GIVEN RECORDS:
---*---

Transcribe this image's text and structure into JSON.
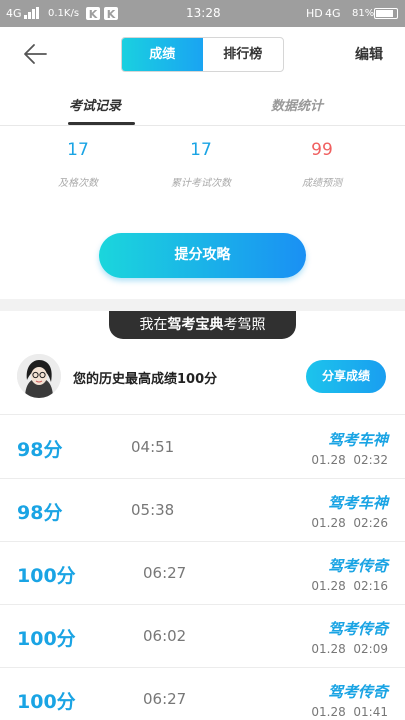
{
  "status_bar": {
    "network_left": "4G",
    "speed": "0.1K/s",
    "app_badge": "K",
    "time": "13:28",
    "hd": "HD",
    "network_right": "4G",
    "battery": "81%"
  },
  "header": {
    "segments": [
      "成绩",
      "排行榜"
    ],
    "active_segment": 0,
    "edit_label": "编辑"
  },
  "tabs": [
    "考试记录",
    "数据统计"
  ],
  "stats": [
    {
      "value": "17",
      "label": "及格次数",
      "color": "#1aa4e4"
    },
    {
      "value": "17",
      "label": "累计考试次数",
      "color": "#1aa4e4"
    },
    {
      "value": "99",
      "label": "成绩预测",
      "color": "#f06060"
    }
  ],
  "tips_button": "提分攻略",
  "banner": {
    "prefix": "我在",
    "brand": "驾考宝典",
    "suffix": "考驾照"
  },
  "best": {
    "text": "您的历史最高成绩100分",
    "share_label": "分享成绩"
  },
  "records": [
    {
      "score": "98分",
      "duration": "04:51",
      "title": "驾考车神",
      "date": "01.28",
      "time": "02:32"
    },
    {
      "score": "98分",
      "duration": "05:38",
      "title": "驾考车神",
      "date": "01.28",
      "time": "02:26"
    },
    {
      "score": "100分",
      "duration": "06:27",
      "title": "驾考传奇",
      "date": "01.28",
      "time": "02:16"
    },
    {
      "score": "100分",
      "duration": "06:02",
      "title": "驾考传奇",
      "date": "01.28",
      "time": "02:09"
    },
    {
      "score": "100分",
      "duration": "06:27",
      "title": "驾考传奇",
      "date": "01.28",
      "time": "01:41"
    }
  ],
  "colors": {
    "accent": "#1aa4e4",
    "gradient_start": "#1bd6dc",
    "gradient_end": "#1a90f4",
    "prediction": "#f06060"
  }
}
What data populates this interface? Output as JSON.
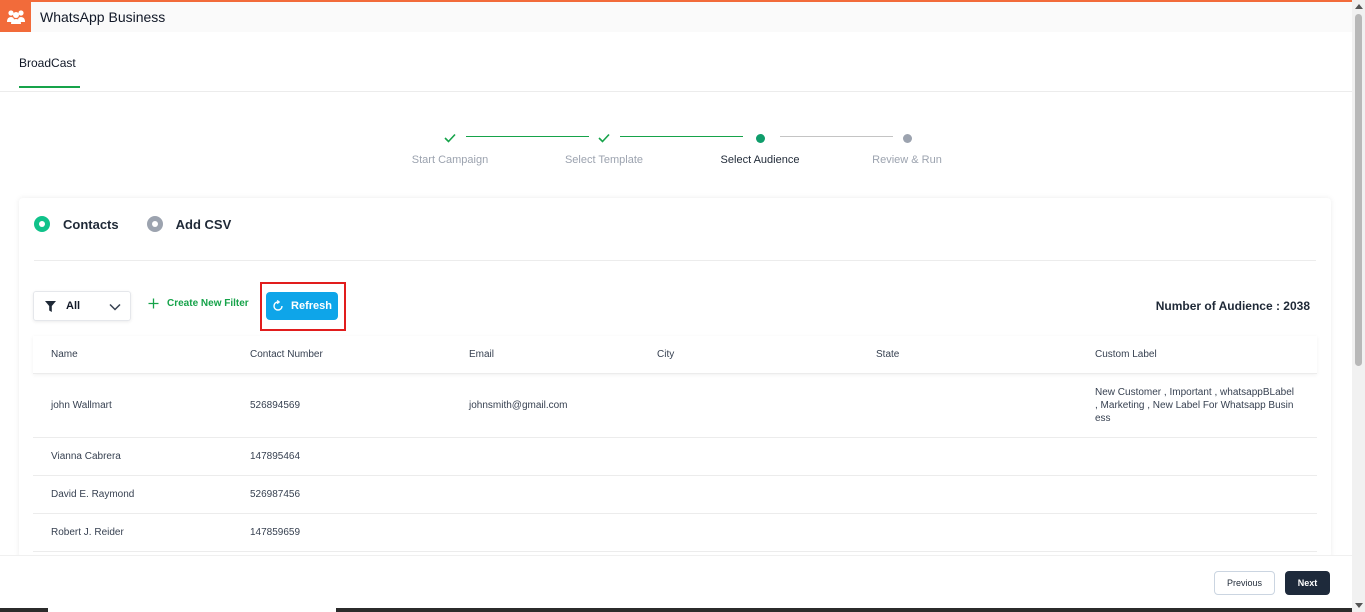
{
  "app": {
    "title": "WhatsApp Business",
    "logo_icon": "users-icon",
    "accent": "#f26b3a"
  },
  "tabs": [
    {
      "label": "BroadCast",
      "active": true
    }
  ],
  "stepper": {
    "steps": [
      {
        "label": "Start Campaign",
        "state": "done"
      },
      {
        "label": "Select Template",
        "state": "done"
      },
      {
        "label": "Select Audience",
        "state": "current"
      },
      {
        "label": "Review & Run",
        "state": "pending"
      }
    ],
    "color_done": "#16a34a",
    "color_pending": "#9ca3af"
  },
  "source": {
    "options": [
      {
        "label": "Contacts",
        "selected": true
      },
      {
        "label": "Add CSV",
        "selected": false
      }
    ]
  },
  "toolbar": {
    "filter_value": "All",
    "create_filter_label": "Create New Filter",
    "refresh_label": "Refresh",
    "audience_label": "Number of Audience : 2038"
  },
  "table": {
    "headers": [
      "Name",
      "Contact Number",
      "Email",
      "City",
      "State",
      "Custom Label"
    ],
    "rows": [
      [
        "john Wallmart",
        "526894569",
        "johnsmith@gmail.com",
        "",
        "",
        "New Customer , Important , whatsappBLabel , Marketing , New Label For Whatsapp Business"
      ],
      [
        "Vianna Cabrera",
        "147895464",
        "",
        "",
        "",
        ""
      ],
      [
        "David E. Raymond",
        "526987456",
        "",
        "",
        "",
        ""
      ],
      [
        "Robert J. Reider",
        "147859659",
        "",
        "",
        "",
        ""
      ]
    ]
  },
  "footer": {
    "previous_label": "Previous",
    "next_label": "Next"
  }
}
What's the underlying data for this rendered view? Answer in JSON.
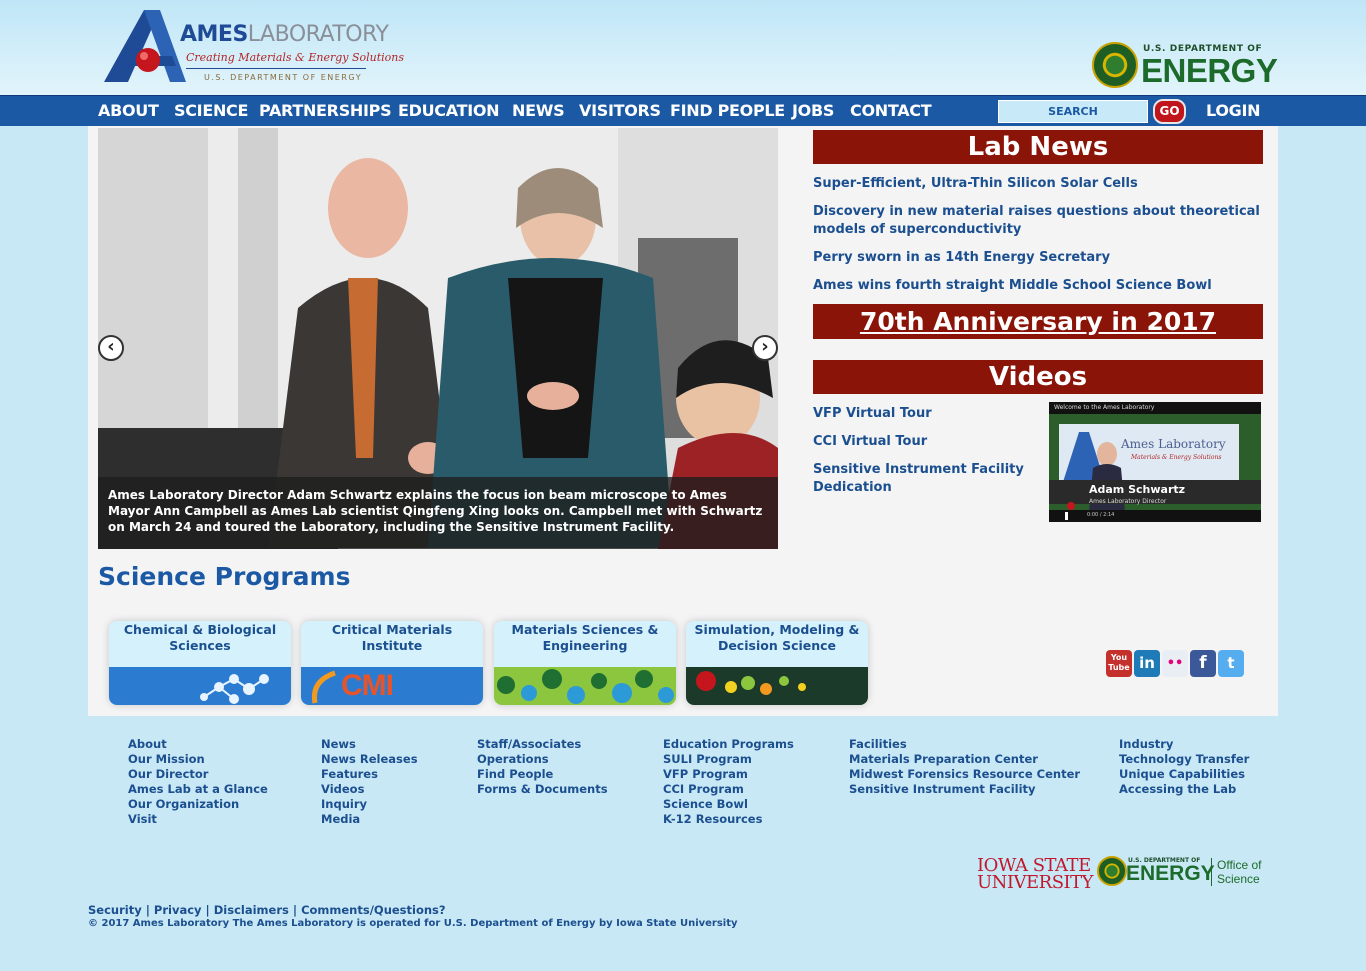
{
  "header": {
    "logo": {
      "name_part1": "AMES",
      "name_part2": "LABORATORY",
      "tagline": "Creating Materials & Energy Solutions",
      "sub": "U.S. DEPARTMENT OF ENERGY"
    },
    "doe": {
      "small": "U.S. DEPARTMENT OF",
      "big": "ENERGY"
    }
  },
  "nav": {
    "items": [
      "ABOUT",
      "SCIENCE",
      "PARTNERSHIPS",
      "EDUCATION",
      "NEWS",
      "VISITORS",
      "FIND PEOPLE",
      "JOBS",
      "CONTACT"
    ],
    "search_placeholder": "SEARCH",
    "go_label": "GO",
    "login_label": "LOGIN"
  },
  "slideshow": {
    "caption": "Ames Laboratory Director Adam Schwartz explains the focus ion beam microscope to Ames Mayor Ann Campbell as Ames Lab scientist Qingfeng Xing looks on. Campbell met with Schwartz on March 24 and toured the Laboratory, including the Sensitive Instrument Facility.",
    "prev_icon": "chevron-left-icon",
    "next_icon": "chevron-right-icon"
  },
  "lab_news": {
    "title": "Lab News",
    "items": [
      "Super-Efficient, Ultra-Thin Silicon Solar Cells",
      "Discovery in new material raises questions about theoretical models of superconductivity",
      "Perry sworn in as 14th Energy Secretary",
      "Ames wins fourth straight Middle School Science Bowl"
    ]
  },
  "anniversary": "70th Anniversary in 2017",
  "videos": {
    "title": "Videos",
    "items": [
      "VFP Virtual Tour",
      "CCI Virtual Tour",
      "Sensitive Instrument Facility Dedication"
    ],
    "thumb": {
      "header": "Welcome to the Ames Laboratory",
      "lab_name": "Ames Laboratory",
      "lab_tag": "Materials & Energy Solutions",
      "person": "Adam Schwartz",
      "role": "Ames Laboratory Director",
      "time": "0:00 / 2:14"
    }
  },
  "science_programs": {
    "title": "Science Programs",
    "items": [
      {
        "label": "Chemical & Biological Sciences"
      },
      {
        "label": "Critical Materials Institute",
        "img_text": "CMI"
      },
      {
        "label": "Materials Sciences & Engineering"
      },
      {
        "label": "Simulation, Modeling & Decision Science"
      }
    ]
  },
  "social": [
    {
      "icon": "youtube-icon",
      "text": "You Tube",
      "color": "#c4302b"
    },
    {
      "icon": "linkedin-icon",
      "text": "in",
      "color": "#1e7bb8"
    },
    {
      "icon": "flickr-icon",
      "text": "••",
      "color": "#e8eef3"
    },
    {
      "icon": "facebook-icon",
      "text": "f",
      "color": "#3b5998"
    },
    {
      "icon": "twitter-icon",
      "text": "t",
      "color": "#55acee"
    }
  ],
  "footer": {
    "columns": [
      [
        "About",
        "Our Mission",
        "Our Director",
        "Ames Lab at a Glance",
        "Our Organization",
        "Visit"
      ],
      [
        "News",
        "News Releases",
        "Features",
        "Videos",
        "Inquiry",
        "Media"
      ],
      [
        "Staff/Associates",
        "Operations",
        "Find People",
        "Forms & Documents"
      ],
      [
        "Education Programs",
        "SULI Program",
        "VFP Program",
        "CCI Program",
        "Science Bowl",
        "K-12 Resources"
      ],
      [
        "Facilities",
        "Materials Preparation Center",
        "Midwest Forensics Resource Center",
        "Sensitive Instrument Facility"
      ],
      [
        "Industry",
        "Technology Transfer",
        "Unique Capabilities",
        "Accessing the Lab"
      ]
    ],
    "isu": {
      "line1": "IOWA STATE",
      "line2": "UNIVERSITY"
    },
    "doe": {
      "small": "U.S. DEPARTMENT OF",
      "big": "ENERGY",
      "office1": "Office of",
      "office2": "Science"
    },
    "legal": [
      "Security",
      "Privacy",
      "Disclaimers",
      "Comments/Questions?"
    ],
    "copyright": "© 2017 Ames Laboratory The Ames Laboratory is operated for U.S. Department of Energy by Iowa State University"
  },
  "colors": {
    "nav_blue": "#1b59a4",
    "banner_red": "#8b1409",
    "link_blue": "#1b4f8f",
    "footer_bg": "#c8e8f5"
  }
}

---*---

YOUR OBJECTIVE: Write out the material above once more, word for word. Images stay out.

REPLY:
Transcribe this image's text and structure into JSON.
{
  "status_bar": {
    "network_left": "4G",
    "speed": "0.1K/s",
    "app_badge": "K",
    "time": "13:28",
    "hd": "HD",
    "network_right": "4G",
    "battery": "81%"
  },
  "header": {
    "segments": [
      "成绩",
      "排行榜"
    ],
    "active_segment": 0,
    "edit_label": "编辑"
  },
  "tabs": [
    "考试记录",
    "数据统计"
  ],
  "stats": [
    {
      "value": "17",
      "label": "及格次数",
      "color": "#1aa4e4"
    },
    {
      "value": "17",
      "label": "累计考试次数",
      "color": "#1aa4e4"
    },
    {
      "value": "99",
      "label": "成绩预测",
      "color": "#f06060"
    }
  ],
  "tips_button": "提分攻略",
  "banner": {
    "prefix": "我在",
    "brand": "驾考宝典",
    "suffix": "考驾照"
  },
  "best": {
    "text": "您的历史最高成绩100分",
    "share_label": "分享成绩"
  },
  "records": [
    {
      "score": "98分",
      "duration": "04:51",
      "title": "驾考车神",
      "date": "01.28",
      "time": "02:32"
    },
    {
      "score": "98分",
      "duration": "05:38",
      "title": "驾考车神",
      "date": "01.28",
      "time": "02:26"
    },
    {
      "score": "100分",
      "duration": "06:27",
      "title": "驾考传奇",
      "date": "01.28",
      "time": "02:16"
    },
    {
      "score": "100分",
      "duration": "06:02",
      "title": "驾考传奇",
      "date": "01.28",
      "time": "02:09"
    },
    {
      "score": "100分",
      "duration": "06:27",
      "title": "驾考传奇",
      "date": "01.28",
      "time": "01:41"
    }
  ],
  "colors": {
    "accent": "#1aa4e4",
    "gradient_start": "#1bd6dc",
    "gradient_end": "#1a90f4",
    "prediction": "#f06060"
  }
}
What data populates this interface? Output as JSON.
{
  "app": {
    "title": "WhatsApp Business",
    "logo_icon": "users-icon",
    "accent": "#f26b3a"
  },
  "tabs": [
    {
      "label": "BroadCast",
      "active": true
    }
  ],
  "stepper": {
    "steps": [
      {
        "label": "Start Campaign",
        "state": "done"
      },
      {
        "label": "Select Template",
        "state": "done"
      },
      {
        "label": "Select Audience",
        "state": "current"
      },
      {
        "label": "Review & Run",
        "state": "pending"
      }
    ],
    "color_done": "#16a34a",
    "color_pending": "#9ca3af"
  },
  "source": {
    "options": [
      {
        "label": "Contacts",
        "selected": true
      },
      {
        "label": "Add CSV",
        "selected": false
      }
    ]
  },
  "toolbar": {
    "filter_value": "All",
    "create_filter_label": "Create New Filter",
    "refresh_label": "Refresh",
    "audience_label": "Number of Audience : 2038"
  },
  "table": {
    "headers": [
      "Name",
      "Contact Number",
      "Email",
      "City",
      "State",
      "Custom Label"
    ],
    "rows": [
      [
        "john Wallmart",
        "526894569",
        "johnsmith@gmail.com",
        "",
        "",
        "New Customer , Important , whatsappBLabel , Marketing , New Label For Whatsapp Business"
      ],
      [
        "Vianna Cabrera",
        "147895464",
        "",
        "",
        "",
        ""
      ],
      [
        "David E. Raymond",
        "526987456",
        "",
        "",
        "",
        ""
      ],
      [
        "Robert J. Reider",
        "147859659",
        "",
        "",
        "",
        ""
      ]
    ]
  },
  "footer": {
    "previous_label": "Previous",
    "next_label": "Next"
  }
}
What's the underlying data for this rendered view? Answer in JSON.
{
  "header": {
    "logo": {
      "name_part1": "AMES",
      "name_part2": "LABORATORY",
      "tagline": "Creating Materials & Energy Solutions",
      "sub": "U.S. DEPARTMENT OF ENERGY"
    },
    "doe": {
      "small": "U.S. DEPARTMENT OF",
      "big": "ENERGY"
    }
  },
  "nav": {
    "items": [
      "ABOUT",
      "SCIENCE",
      "PARTNERSHIPS",
      "EDUCATION",
      "NEWS",
      "VISITORS",
      "FIND PEOPLE",
      "JOBS",
      "CONTACT"
    ],
    "search_placeholder": "SEARCH",
    "go_label": "GO",
    "login_label": "LOGIN"
  },
  "slideshow": {
    "caption": "Ames Laboratory Director Adam Schwartz explains the focus ion beam microscope to Ames Mayor Ann Campbell as Ames Lab scientist Qingfeng Xing looks on. Campbell met with Schwartz on March 24 and toured the Laboratory, including the Sensitive Instrument Facility.",
    "prev_icon": "chevron-left-icon",
    "next_icon": "chevron-right-icon"
  },
  "lab_news": {
    "title": "Lab News",
    "items": [
      "Super-Efficient, Ultra-Thin Silicon Solar Cells",
      "Discovery in new material raises questions about theoretical models of superconductivity",
      "Perry sworn in as 14th Energy Secretary",
      "Ames wins fourth straight Middle School Science Bowl"
    ]
  },
  "anniversary": "70th Anniversary in 2017",
  "videos": {
    "title": "Videos",
    "items": [
      "VFP Virtual Tour",
      "CCI Virtual Tour",
      "Sensitive Instrument Facility Dedication"
    ],
    "thumb": {
      "header": "Welcome to the Ames Laboratory",
      "lab_name": "Ames Laboratory",
      "lab_tag": "Materials & Energy Solutions",
      "person": "Adam Schwartz",
      "role": "Ames Laboratory Director",
      "time": "0:00 / 2:14"
    }
  },
  "science_programs": {
    "title": "Science Programs",
    "items": [
      {
        "label": "Chemical & Biological Sciences"
      },
      {
        "label": "Critical Materials Institute",
        "img_text": "CMI"
      },
      {
        "label": "Materials Sciences & Engineering"
      },
      {
        "label": "Simulation, Modeling & Decision Science"
      }
    ]
  },
  "social": [
    {
      "icon": "youtube-icon",
      "text": "You Tube",
      "color": "#c4302b"
    },
    {
      "icon": "linkedin-icon",
      "text": "in",
      "color": "#1e7bb8"
    },
    {
      "icon": "flickr-icon",
      "text": "••",
      "color": "#e8eef3"
    },
    {
      "icon": "facebook-icon",
      "text": "f",
      "color": "#3b5998"
    },
    {
      "icon": "twitter-icon",
      "text": "t",
      "color": "#55acee"
    }
  ],
  "footer": {
    "columns": [
      [
        "About",
        "Our Mission",
        "Our Director",
        "Ames Lab at a Glance",
        "Our Organization",
        "Visit"
      ],
      [
        "News",
        "News Releases",
        "Features",
        "Videos",
        "Inquiry",
        "Media"
      ],
      [
        "Staff/Associates",
        "Operations",
        "Find People",
        "Forms & Documents"
      ],
      [
        "Education Programs",
        "SULI Program",
        "VFP Program",
        "CCI Program",
        "Science Bowl",
        "K-12 Resources"
      ],
      [
        "Facilities",
        "Materials Preparation Center",
        "Midwest Forensics Resource Center",
        "Sensitive Instrument Facility"
      ],
      [
        "Industry",
        "Technology Transfer",
        "Unique Capabilities",
        "Accessing the Lab"
      ]
    ],
    "isu": {
      "line1": "IOWA STATE",
      "line2": "UNIVERSITY"
    },
    "doe": {
      "small": "U.S. DEPARTMENT OF",
      "big": "ENERGY",
      "office1": "Office of",
      "office2": "Science"
    },
    "legal": [
      "Security",
      "Privacy",
      "Disclaimers",
      "Comments/Questions?"
    ],
    "copyright": "© 2017 Ames Laboratory The Ames Laboratory is operated for U.S. Department of Energy by Iowa State University"
  },
  "colors": {
    "nav_blue": "#1b59a4",
    "banner_red": "#8b1409",
    "link_blue": "#1b4f8f",
    "footer_bg": "#c8e8f5"
  }
}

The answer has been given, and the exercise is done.